- Definitions: For the purposes of this resolution, a “heinous crime” means an act which World Assembly law explicitly or implicitly designates as a war crime, a crime against peace, or a crime against humanity, regardless of what jurisdiction takes up a case regarding that act. Absent qualification otherwise, uses of the phrase “World Assembly law” make no regard for the timing, relative to this resolution, of the passage of such law, and exclude repealed legislation.
- Reviews: Where an individual charged or convicted for a heinous crime in a World Assembly member nation remains under the jurisdiction of another member nation, the latter member nation must make a bona fide review to determine whether to extend comity over the case, if such comity is not already extended or to be extended. Such a review must be presided over by a court or other tribunal.

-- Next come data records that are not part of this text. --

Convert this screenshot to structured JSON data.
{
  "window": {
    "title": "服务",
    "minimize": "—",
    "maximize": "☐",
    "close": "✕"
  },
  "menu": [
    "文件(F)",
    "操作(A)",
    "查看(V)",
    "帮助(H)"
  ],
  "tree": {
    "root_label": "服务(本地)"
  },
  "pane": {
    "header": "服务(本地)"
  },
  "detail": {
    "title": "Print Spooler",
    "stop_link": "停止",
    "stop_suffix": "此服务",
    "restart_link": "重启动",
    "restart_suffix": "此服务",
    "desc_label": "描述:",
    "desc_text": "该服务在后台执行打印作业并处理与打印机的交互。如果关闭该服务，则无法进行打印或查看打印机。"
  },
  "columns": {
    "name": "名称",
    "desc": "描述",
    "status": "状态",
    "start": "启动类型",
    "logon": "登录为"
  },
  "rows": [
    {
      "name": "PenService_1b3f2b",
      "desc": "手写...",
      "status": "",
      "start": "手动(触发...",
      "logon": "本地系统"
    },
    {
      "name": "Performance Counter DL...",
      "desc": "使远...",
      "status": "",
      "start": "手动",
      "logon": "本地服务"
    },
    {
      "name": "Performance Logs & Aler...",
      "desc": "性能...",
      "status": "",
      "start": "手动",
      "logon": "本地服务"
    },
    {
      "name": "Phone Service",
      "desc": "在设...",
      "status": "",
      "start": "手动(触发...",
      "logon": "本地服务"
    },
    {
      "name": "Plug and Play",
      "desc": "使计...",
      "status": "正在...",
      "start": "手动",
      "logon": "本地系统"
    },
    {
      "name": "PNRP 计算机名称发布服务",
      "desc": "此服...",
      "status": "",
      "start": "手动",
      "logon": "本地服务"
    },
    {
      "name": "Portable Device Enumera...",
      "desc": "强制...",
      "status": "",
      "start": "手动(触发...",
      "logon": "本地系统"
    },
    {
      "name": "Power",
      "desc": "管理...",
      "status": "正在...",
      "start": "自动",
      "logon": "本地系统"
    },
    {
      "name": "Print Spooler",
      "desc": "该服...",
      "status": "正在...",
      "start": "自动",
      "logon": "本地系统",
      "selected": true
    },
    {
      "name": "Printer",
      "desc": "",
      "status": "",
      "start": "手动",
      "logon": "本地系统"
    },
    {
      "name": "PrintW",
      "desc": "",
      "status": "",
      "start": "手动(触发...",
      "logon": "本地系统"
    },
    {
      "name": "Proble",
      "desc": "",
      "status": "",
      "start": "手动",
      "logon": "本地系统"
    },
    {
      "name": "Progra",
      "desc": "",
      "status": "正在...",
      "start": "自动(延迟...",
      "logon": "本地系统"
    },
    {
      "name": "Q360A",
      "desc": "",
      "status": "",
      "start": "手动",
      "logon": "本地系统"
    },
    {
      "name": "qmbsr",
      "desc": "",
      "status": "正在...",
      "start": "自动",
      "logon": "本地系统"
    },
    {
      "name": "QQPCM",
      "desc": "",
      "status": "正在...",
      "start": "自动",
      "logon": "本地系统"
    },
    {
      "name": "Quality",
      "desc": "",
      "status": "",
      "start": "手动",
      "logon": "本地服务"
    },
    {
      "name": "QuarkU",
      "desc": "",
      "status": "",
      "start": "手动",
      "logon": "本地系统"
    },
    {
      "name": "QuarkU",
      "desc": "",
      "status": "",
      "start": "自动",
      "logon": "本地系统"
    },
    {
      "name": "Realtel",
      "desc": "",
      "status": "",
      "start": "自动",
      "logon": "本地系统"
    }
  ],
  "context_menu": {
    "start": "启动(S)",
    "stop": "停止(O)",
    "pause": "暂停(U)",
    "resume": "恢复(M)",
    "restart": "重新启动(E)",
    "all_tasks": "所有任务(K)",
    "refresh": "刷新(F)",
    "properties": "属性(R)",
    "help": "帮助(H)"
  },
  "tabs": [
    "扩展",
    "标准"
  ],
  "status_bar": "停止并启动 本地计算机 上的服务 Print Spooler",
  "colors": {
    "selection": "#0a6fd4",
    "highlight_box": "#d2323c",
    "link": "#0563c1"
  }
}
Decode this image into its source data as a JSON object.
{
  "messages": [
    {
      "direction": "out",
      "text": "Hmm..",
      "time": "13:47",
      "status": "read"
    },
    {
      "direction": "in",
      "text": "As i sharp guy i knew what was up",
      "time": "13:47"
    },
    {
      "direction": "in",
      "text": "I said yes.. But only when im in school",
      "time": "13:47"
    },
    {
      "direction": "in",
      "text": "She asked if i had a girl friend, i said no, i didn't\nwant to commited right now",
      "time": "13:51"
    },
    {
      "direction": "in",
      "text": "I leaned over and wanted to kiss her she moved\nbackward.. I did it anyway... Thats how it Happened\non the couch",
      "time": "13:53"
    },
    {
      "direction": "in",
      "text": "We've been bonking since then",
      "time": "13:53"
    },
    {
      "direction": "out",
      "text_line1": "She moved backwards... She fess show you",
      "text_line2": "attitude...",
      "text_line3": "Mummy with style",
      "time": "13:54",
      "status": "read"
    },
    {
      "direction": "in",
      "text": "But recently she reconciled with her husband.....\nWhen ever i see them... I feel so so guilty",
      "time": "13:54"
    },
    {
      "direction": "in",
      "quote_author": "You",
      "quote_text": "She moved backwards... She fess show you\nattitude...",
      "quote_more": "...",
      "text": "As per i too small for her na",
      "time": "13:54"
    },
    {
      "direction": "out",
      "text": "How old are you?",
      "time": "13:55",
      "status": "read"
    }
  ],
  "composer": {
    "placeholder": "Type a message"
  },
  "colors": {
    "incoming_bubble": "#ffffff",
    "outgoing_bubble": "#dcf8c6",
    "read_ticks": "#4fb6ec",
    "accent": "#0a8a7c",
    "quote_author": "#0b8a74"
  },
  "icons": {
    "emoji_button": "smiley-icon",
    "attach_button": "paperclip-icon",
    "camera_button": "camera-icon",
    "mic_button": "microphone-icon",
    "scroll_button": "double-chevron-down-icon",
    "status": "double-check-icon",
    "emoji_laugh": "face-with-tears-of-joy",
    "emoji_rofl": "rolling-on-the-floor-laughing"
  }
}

- Comity is to be presumptively granted if there is probable cause that the individual is guilty of said heinous crime, and in such a case may only be denied if the tribunal finds that extending comity would (i) result in a violation of due process or World Assembly law; or (ii) significantly harm a compelling public interest which outweighs the public’s interest in extension of comity.
- The World Assembly Judiciary Committee may, with the consent of the reviewing member nation, supply judicial officials to participate in the tribunal or proceedings thereof.
- Comity: Comity may be extended either by resuming or enforcing the relevant judicial proceedings by the member nation to which comity is extended; or by extraditing the individual in question to the member nation to which comity is extended.
- No member nation or entity therein may wilfully obstruct the transportation of an individual between member nations for the purposes of such extradition, subject to Section 3b.
- A member nation may, subject to other World Assembly law, prevent or restrict its jurisdiction from being used for such transportation, so long as this does not prevent extradition from proceeding without posing a substantial additional burden on the time or finances of the extraditing member nation.
- The enforcement of a judicial sentence shall be considered a form of judicial proceedings in this resolution.
- Extradition support: The International Enforcement Commission, or IEC, is reestablished. Where a member nation has elected to extend comity via extradition under Section 3, the IEC may provide support, in the form of law enforcement officers and with the consent of the extraditing member nation, to facilitate the delivery of the extradited individual to the jurisdiction of the relevant member nation.
- IEC officers acting per this mandate may only use armed force where absolutely necessary to ensure that the individual is safely delivered to the relevant member nation.
- The World Assembly shall reserve the power to, by resolution, expand the authority of the IEC to carry out additional law enforcement actions, excepting regulations limited to the scope of preventing (i) arbitrary action against a person, entity, or property thereof; or (ii) use of force substantially greater than necessary to restrain a person or prevent imminent lawless action.